Editor’s Note: There’s a reason for every action in Brzezinski’s world. Apparently Obama passed some kind of test with the puppeteers and will be rewarded with a second term.
WASHINGTON (AFP) – For decades former US national security adviser Zbigniew Brzezinski has been haunted by the failed hostage rescue in Iran, but this week he relived a new special forces drama — one that ended with success rather than disaster.
Brzezinski said Friday that the US Navy SEALs mission that killed Al-Qaeda founder Osama bin Laden in his hideout in Pakistan provided President Barack Obama with a crucial special forces victory that eluded president Jimmy Carter a generation ago.
“In Obama’s case had it failed (it) would have been similar” to the debacle that befell Carter, who lost re-election by a landslide in 1980 barely six months after the doomed effort to rescue 52 American hostages at the US embassy in Tehran, Brzezinski told the MSNBC network.
Brzezinski, Carter’s foreign policy hawk who also helped broker the Camp David peace accords, planned what became known as Operation Eagle Claw, a daring but controversial bid to end the hostage crisis in April 1980 using the newly-created Delta Force, an elite counter-terrorism unit.
The mission collapsed when helicopters succumbed to desert wind, sandstorms and technical problems. After Carter aborted the mission, one of the retreating choppers crashed into a US transport plane in the Iranian desert, killing eight servicemen and making Washington look ineffectual in the face of rogue regimes.
“A few hours later the president spoke to the country and took full responsibility for a very daring decision,” Brzezinski said.
Thirty-one years later Obama addressed the nation and the world, albeit in a reversal of fortune, with America’s top terrorist threat eliminated, valuable intelligence material scooped up and all US commandos back safely.
Brzezinski is no stranger to White House Situation Room drama, but he had his heart in his throat when he learned that a US helicopter malfunctioned as it landed in bin Laden’s compound, forcing US forces to abandon it.

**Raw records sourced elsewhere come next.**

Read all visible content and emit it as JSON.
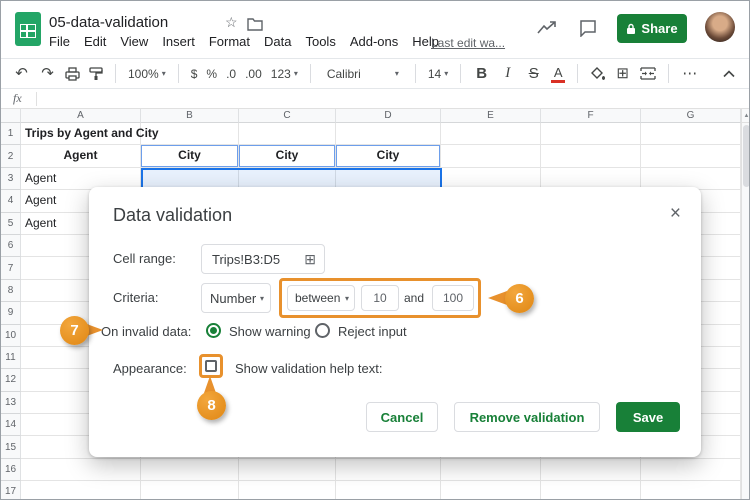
{
  "header": {
    "title": "05-data-validation",
    "menus": [
      "File",
      "Edit",
      "View",
      "Insert",
      "Format",
      "Data",
      "Tools",
      "Add-ons",
      "Help"
    ],
    "last_edit": "Last edit wa...",
    "share_label": "Share"
  },
  "toolbar": {
    "zoom": "100%",
    "currency": "$",
    "percent": "%",
    "decimal_decrease": ".0",
    "decimal_increase": ".00",
    "more_formats": "123",
    "font": "Calibri",
    "font_size": "14",
    "bold": "B",
    "italic": "I",
    "strikethrough": "S",
    "text_color": "A"
  },
  "formula_bar": {
    "fx": "fx"
  },
  "sheet": {
    "col_headers": [
      "A",
      "B",
      "C",
      "D",
      "E",
      "F",
      "G"
    ],
    "num_rows": 17,
    "cells": [
      {
        "row": 1,
        "col": "A",
        "text": "Trips by Agent and City",
        "bold": true,
        "align": "left",
        "spill": true
      },
      {
        "row": 2,
        "col": "A",
        "text": "Agent",
        "bold": true,
        "align": "center"
      },
      {
        "row": 2,
        "col": "B",
        "text": "City",
        "bold": true,
        "align": "center",
        "bordered": true
      },
      {
        "row": 2,
        "col": "C",
        "text": "City",
        "bold": true,
        "align": "center",
        "bordered": true
      },
      {
        "row": 2,
        "col": "D",
        "text": "City",
        "bold": true,
        "align": "center",
        "bordered": true
      },
      {
        "row": 3,
        "col": "A",
        "text": "Agent",
        "align": "left"
      },
      {
        "row": 4,
        "col": "A",
        "text": "Agent",
        "align": "left"
      },
      {
        "row": 5,
        "col": "A",
        "text": "Agent",
        "align": "left"
      }
    ],
    "selection_range": "B3:D5"
  },
  "dialog": {
    "title": "Data validation",
    "cell_range_label": "Cell range:",
    "cell_range_value": "Trips!B3:D5",
    "criteria_label": "Criteria:",
    "criteria_type": "Number",
    "criteria_operator": "between",
    "min_value": "10",
    "and_label": "and",
    "max_value": "100",
    "invalid_label": "On invalid data:",
    "option_show_warning": "Show warning",
    "option_reject_input": "Reject input",
    "appearance_label": "Appearance:",
    "help_text_label": "Show validation help text:",
    "cancel_label": "Cancel",
    "remove_label": "Remove validation",
    "save_label": "Save"
  },
  "callouts": {
    "six": "6",
    "seven": "7",
    "eight": "8"
  },
  "icons": {
    "undo": "↶",
    "redo": "↷",
    "star": "☆",
    "caret": "▾",
    "borders": "⊞",
    "range_grid": "⊞",
    "more": "⋯",
    "close": "×",
    "scroll_up": "▲"
  },
  "colors": {
    "accent_green": "#188038",
    "annotation_orange": "#e8912d",
    "selection_blue": "#1a73e8"
  }
}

“When I heard about the helicopter I sent a message (to current National Security Adviser Tom Donilon) simply saying, ‘I know how you must have felt when you heard about the helicopter, because that’s how I felt.'”
“Takeoff, first landing, rendezvous of the helicopters with the Delta team that was supposed to go in,” he said in recalling the “very complex operation.”
He recalled that the plan was for Delta Force operators to be flown to a holding point near Tehran and spend the night there before being driven to town to assault the embassy and extract the hostages. They never got that far.
“In the afternoon, I got word that there is a problem with the helicopters and that the question is whether the mission should continue, because another (helicopter) was malfunctioning.
“So I went in to see the president — I interrupted him, I told him ‘I have to speak to you immediately,'” Brzezinski said.
“I said to him, ‘Look, sometimes in a situation like this, one takes a chance.'”
But Carter balked, and scrapped the mission.
“So the order was given, depart, go back, and that’s when the accident occurred,” Brzezinski said.
Secretary of state Cyrus Vance, who had argued against the rescue, resigned in protest, while Brzezinski served the remainder of the Carter administration.
© AFP — Published at Activist Post with license